Brattle Economists Author Issue Brief Addressing the Need for Greater Clarity of Market Manipulation Under REMIT
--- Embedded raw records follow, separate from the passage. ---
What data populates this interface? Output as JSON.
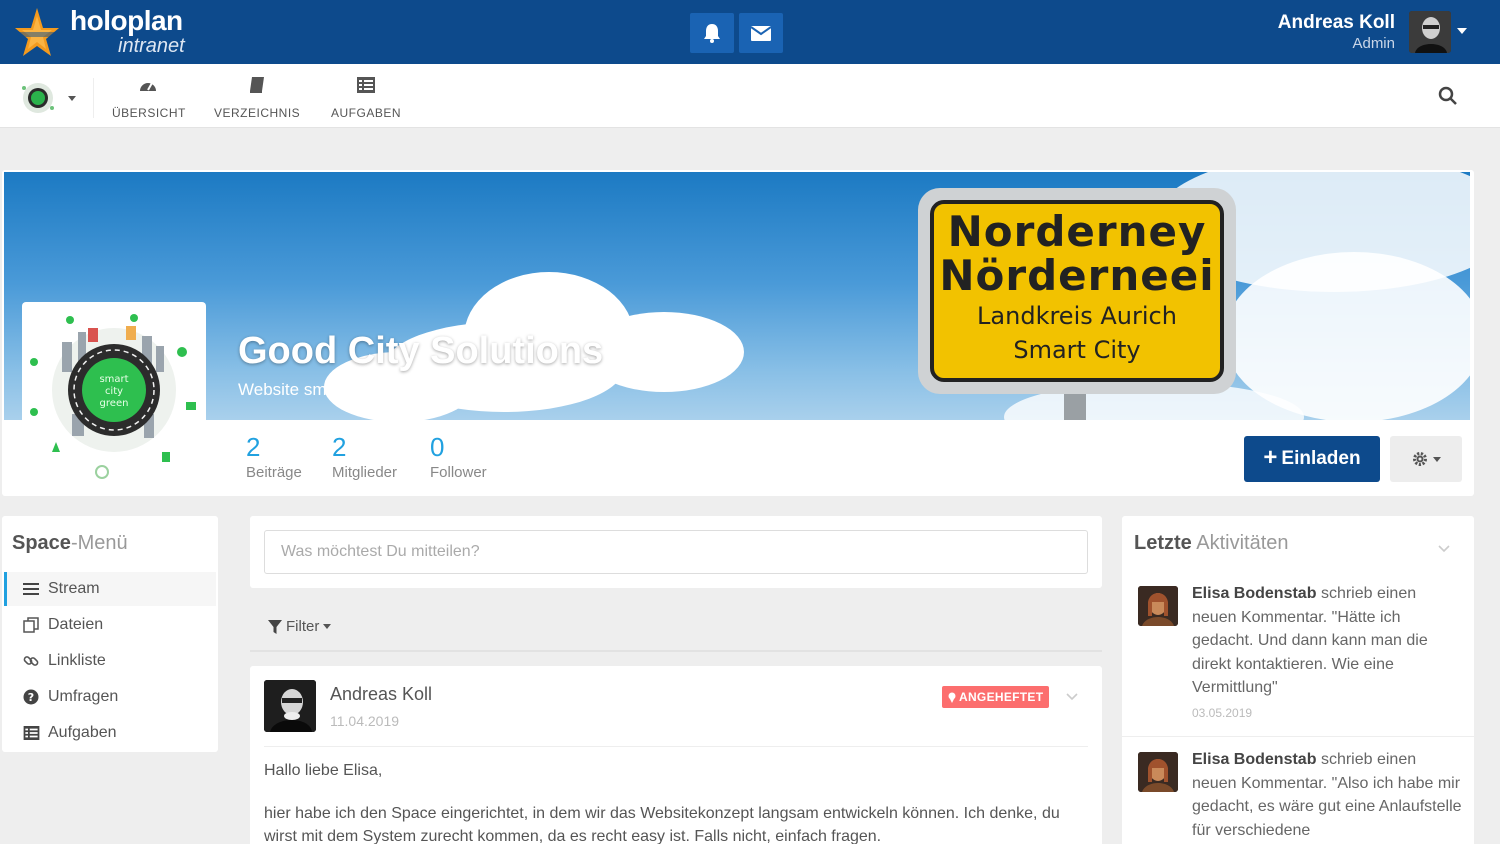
{
  "brand": {
    "name": "holoplan",
    "sub": "intranet"
  },
  "user": {
    "name": "Andreas Koll",
    "role": "Admin"
  },
  "nav": [
    {
      "label": "ÜBERSICHT",
      "icon": "dashboard-icon"
    },
    {
      "label": "VERZEICHNIS",
      "icon": "book-icon"
    },
    {
      "label": "AUFGABEN",
      "icon": "tasks-icon"
    }
  ],
  "space": {
    "title": "Good City Solutions",
    "description": "Website smartcity.green",
    "sign": {
      "line1": "Norderney",
      "line2": "Nörderneei",
      "line3": "Landkreis Aurich",
      "line4": "Smart City"
    },
    "logo_text": {
      "l1": "smart",
      "l2": "city",
      "l3": "green"
    }
  },
  "stats": [
    {
      "value": "2",
      "label": "Beiträge"
    },
    {
      "value": "2",
      "label": "Mitglieder"
    },
    {
      "value": "0",
      "label": "Follower"
    }
  ],
  "invite_label": "Einladen",
  "space_menu": {
    "title_bold": "Space",
    "title_rest": "-Menü",
    "items": [
      {
        "label": "Stream",
        "icon": "bars-icon",
        "active": true
      },
      {
        "label": "Dateien",
        "icon": "files-icon",
        "active": false
      },
      {
        "label": "Linkliste",
        "icon": "link-icon",
        "active": false
      },
      {
        "label": "Umfragen",
        "icon": "question-icon",
        "active": false
      },
      {
        "label": "Aufgaben",
        "icon": "tasks-icon",
        "active": false
      }
    ]
  },
  "post": {
    "placeholder": "Was möchtest Du mitteilen?"
  },
  "filter_label": "Filter",
  "entry": {
    "author": "Andreas Koll",
    "date": "11.04.2019",
    "pinned_label": "ANGEHEFTET",
    "greeting": "Hallo liebe Elisa,",
    "body": "hier habe ich den Space eingerichtet, in dem wir das Websitekonzept langsam entwickeln können. Ich denke, du wirst mit dem System zurecht kommen, da es recht easy ist. Falls nicht, einfach fragen."
  },
  "activities": {
    "title_bold": "Letzte",
    "title_rest": "Aktivitäten",
    "items": [
      {
        "user": "Elisa Bodenstab",
        "text": "schrieb einen neuen Kommentar. \"Hätte ich gedacht. Und dann kann man die direkt kontaktieren. Wie eine Vermittlung\"",
        "date": "03.05.2019"
      },
      {
        "user": "Elisa Bodenstab",
        "text": "schrieb einen neuen Kommentar. \"Also ich habe mir gedacht, es wäre gut eine Anlaufstelle für verschiedene",
        "date": ""
      }
    ]
  },
  "colors": {
    "primary": "#0d4a8c",
    "accent": "#21a1e0",
    "pinned": "#fc6e6e",
    "sign": "#f2c200"
  }
}
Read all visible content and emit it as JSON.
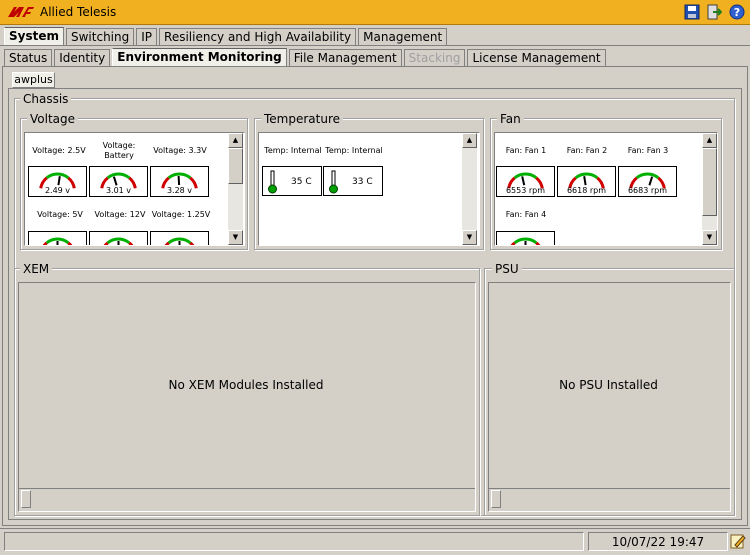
{
  "app": {
    "title": "Allied Telesis"
  },
  "main_tabs": [
    "System",
    "Switching",
    "IP",
    "Resiliency and High Availability",
    "Management"
  ],
  "sub_tabs": [
    "Status",
    "Identity",
    "Environment Monitoring",
    "File Management",
    "Stacking",
    "License Management"
  ],
  "device_tab": "awplus",
  "chassis": {
    "title": "Chassis",
    "voltage": {
      "title": "Voltage",
      "gauges": [
        {
          "label": "Voltage: 2.5V",
          "value": "2.49 v",
          "level": 0.55
        },
        {
          "label": "Voltage: Battery",
          "value": "3.01 v",
          "level": 0.4
        },
        {
          "label": "Voltage: 3.3V",
          "value": "3.28 v",
          "level": 0.48
        },
        {
          "label": "Voltage: 5V",
          "value": "",
          "level": 0.5
        },
        {
          "label": "Voltage: 12V",
          "value": "",
          "level": 0.5
        },
        {
          "label": "Voltage: 1.25V",
          "value": "",
          "level": 0.5
        }
      ]
    },
    "temperature": {
      "title": "Temperature",
      "sensors": [
        {
          "label": "Temp: Internal",
          "value": "35 C"
        },
        {
          "label": "Temp: Internal",
          "value": "33 C"
        }
      ]
    },
    "fan": {
      "title": "Fan",
      "gauges": [
        {
          "label": "Fan: Fan 1",
          "value": "6553 rpm",
          "level": 0.43
        },
        {
          "label": "Fan: Fan 2",
          "value": "6618 rpm",
          "level": 0.45
        },
        {
          "label": "Fan: Fan 3",
          "value": "6683 rpm",
          "level": 0.6
        },
        {
          "label": "Fan: Fan 4",
          "value": "",
          "level": 0.5
        }
      ]
    },
    "xem": {
      "title": "XEM",
      "message": "No XEM Modules Installed"
    },
    "psu": {
      "title": "PSU",
      "message": "No PSU Installed"
    }
  },
  "status_bar": {
    "datetime": "10/07/22 19:47"
  },
  "colors": {
    "title_bar": "#f0b020",
    "gauge_green": "#00b000",
    "gauge_red": "#d00000",
    "thermo_green": "#00a000"
  }
}
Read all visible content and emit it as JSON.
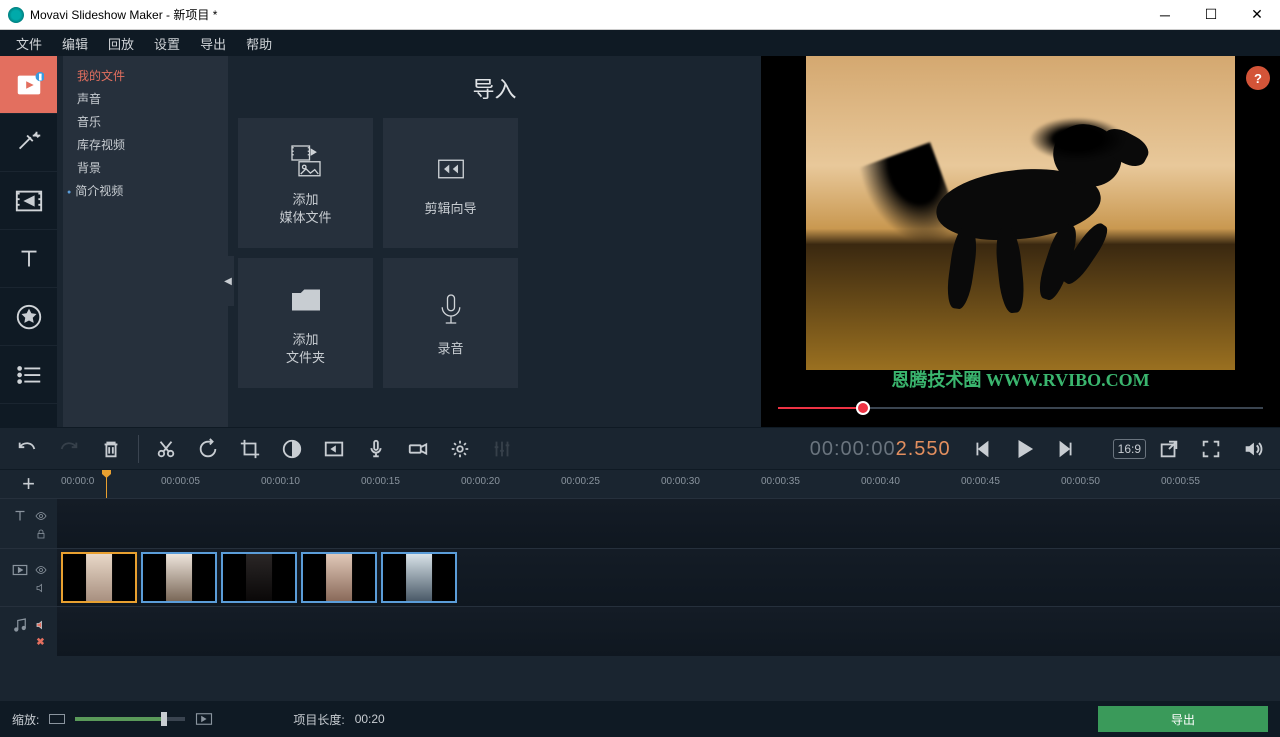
{
  "window": {
    "title": "Movavi Slideshow Maker - 新项目 *"
  },
  "menu": [
    "文件",
    "编辑",
    "回放",
    "设置",
    "导出",
    "帮助"
  ],
  "panel": {
    "title": "导入"
  },
  "sources": {
    "items": [
      "我的文件",
      "声音",
      "音乐",
      "库存视频",
      "背景",
      "简介视频"
    ],
    "active": 0,
    "dotted": [
      5
    ]
  },
  "cards": {
    "add_media": "添加\n媒体文件",
    "wizard": "剪辑向导",
    "add_folder": "添加\n文件夹",
    "record": "录音"
  },
  "watermark": "恩腾技术圈 WWW.RVIBO.COM",
  "help": "?",
  "timecode": {
    "gray_part": "00:00:0",
    "gray2": "0",
    "orange": "2.550"
  },
  "aspect": "16:9",
  "ruler": {
    "start_label": "00:00:0",
    "ticks": [
      "00:00:05",
      "00:00:10",
      "00:00:15",
      "00:00:20",
      "00:00:25",
      "00:00:30",
      "00:00:35",
      "00:00:40",
      "00:00:45",
      "00:00:50",
      "00:00:55"
    ]
  },
  "clips": {
    "count": 5,
    "selected": 0
  },
  "bottom": {
    "zoom_label": "缩放:",
    "duration_label": "项目长度:",
    "duration_value": "00:20",
    "export": "导出"
  }
}
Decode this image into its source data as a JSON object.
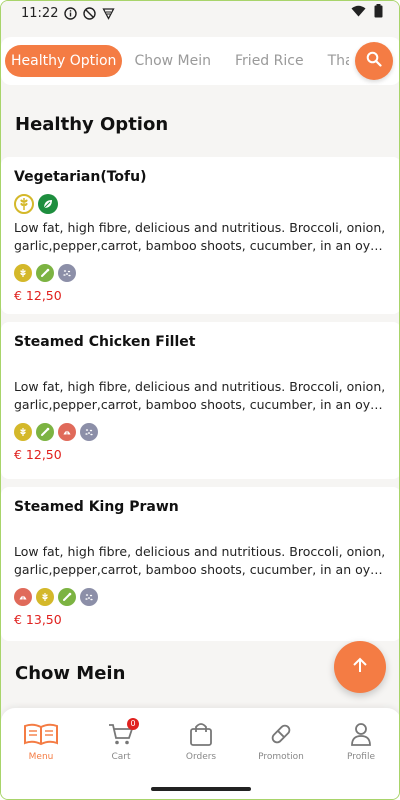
{
  "status_bar": {
    "time": "11:22",
    "icons": [
      "info-icon",
      "no-disturb-icon",
      "vpn-icon",
      "wifi-icon",
      "battery-icon"
    ]
  },
  "categories": [
    {
      "label": "Healthy Option",
      "active": true
    },
    {
      "label": "Chow Mein",
      "active": false
    },
    {
      "label": "Fried Rice",
      "active": false
    },
    {
      "label": "Thai",
      "active": false
    }
  ],
  "sections": [
    {
      "title": "Healthy Option",
      "items": [
        {
          "name": "Vegetarian(Tofu)",
          "badges": [
            "wheat-icon",
            "leaf-icon"
          ],
          "desc_line1": "Low fat, high fibre, delicious and nutritious. Broccoli, onion,",
          "desc_line2": "garlic,pepper,carrot, bamboo shoots, cucumber, in an oyster sa...",
          "allergens": [
            "gluten-icon",
            "celery-icon",
            "sesame-icon"
          ],
          "price": "€ 12,50"
        },
        {
          "name": "Steamed Chicken Fillet",
          "badges": [],
          "desc_line1": "Low fat, high fibre, delicious and nutritious. Broccoli, onion,",
          "desc_line2": "garlic,pepper,carrot, bamboo shoots, cucumber, in an oyster sa...",
          "allergens": [
            "gluten-icon",
            "celery-icon",
            "shellfish-icon",
            "sesame-icon"
          ],
          "price": "€ 12,50"
        },
        {
          "name": "Steamed King Prawn",
          "badges": [],
          "desc_line1": "Low fat, high fibre, delicious and nutritious. Broccoli, onion,",
          "desc_line2": "garlic,pepper,carrot, bamboo shoots, cucumber, in an oyster sa...",
          "allergens": [
            "shellfish-icon",
            "gluten-icon",
            "celery-icon",
            "sesame-icon"
          ],
          "price": "€ 13,50"
        }
      ]
    },
    {
      "title": "Chow Mein",
      "items": []
    }
  ],
  "bottom_nav": [
    {
      "label": "Menu",
      "icon": "menu-book-icon",
      "active": true
    },
    {
      "label": "Cart",
      "icon": "cart-icon",
      "active": false,
      "count": "0"
    },
    {
      "label": "Orders",
      "icon": "bag-icon",
      "active": false
    },
    {
      "label": "Promotion",
      "icon": "pill-icon",
      "active": false
    },
    {
      "label": "Profile",
      "icon": "profile-icon",
      "active": false
    }
  ],
  "colors": {
    "accent": "#f47c44",
    "price": "#e0211e",
    "gluten": "#d4b82a",
    "celery": "#7cb342",
    "shellfish": "#e06a5a",
    "sesame": "#8c8fa8",
    "leaf_badge": "#1e8e3e"
  }
}
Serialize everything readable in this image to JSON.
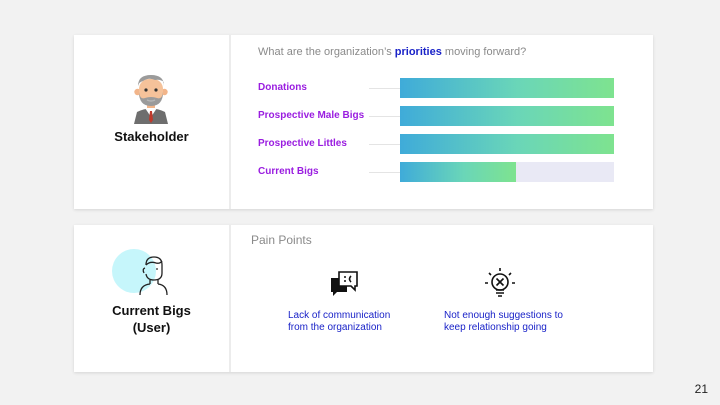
{
  "stakeholder": {
    "name": "Stakeholder",
    "question_prefix": "What are the organization’s ",
    "question_highlight": "priorities",
    "question_suffix": " moving forward?",
    "priorities": [
      {
        "label": "Donations",
        "level": 1.0
      },
      {
        "label": "Prospective Male Bigs",
        "level": 1.0
      },
      {
        "label": "Prospective Littles",
        "level": 1.0
      },
      {
        "label": "Current Bigs",
        "level": 0.54
      }
    ]
  },
  "user": {
    "name_line1": "Current Bigs",
    "name_line2": "(User)",
    "pain_title": "Pain Points",
    "pain_points": [
      {
        "icon": "chat-frown-icon",
        "line1": "Lack of communication",
        "line2": "from the organization"
      },
      {
        "icon": "lightbulb-x-icon",
        "line1": "Not enough suggestions to",
        "line2": "keep relationship going"
      }
    ]
  },
  "page_number": "21",
  "colors": {
    "highlight": "#1a23c8",
    "label": "#9a1de0",
    "bar_start": "#3fabd9",
    "bar_end": "#7ee38f",
    "track": "#e9e9f5"
  }
}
In an issue brief released today, Brattle economists Dan Harris and Shaun Ledgerwood suggest that a more cohesive set of principles that define market manipulation is still needed to turn the Regulation on Wholesale Energy Market Integrity and Transparency (REMIT) into a workable piece of legislation. While the Guidance on the application of the definitions of REMIT recently issued by the Agency for the Cooperation of Energy Regulators (ACER) is a welcome approach at better defining what constitutes manipulation, the authors agree that greater clarity is still required. ACER’s Guidelines on REMIT attempt to better define market manipulation by citing several concrete examples of manipulation that have occurred in the past, and by describing behaviors that National Regulatory Authorities (NRAs) should take into account in determining whether or not certain acts constitute market manipulation. Mr. Harris and Dr. Ledgerwood identify two specific weaknesses with the Guidelines. First, the authors observe that there is still room for significant doubt about circumstances not covered by the examples stated in the Guidelines. Second, the examples given could occur as a sign of manipulation, but could equally arise during legitimate trading activity. In response to a need for better clarification, the authors propose a general framework for defining market manipulation that separates manipulation into three components: trigger, target, and nexus. The primary benefit of the proposed framework, according to the authors, is that it paints a clearer picture of behavior that is not manipulative. By thinking about manipulation in a more all-encompassing manner than by the specific examples included in ACER’s Guidelines, Mr. Harris and Dr. Ledgerwood believe market participants would benefit from greater certainty to the type of behavior that should or should not be considered manipulative. In addition, compliance with REMIT would improve as a result, benefitting traders, their companies, and regulators. The issue brief, “Completing the Puzzle: Defining Manipulation Under REMIT,” is available for download below.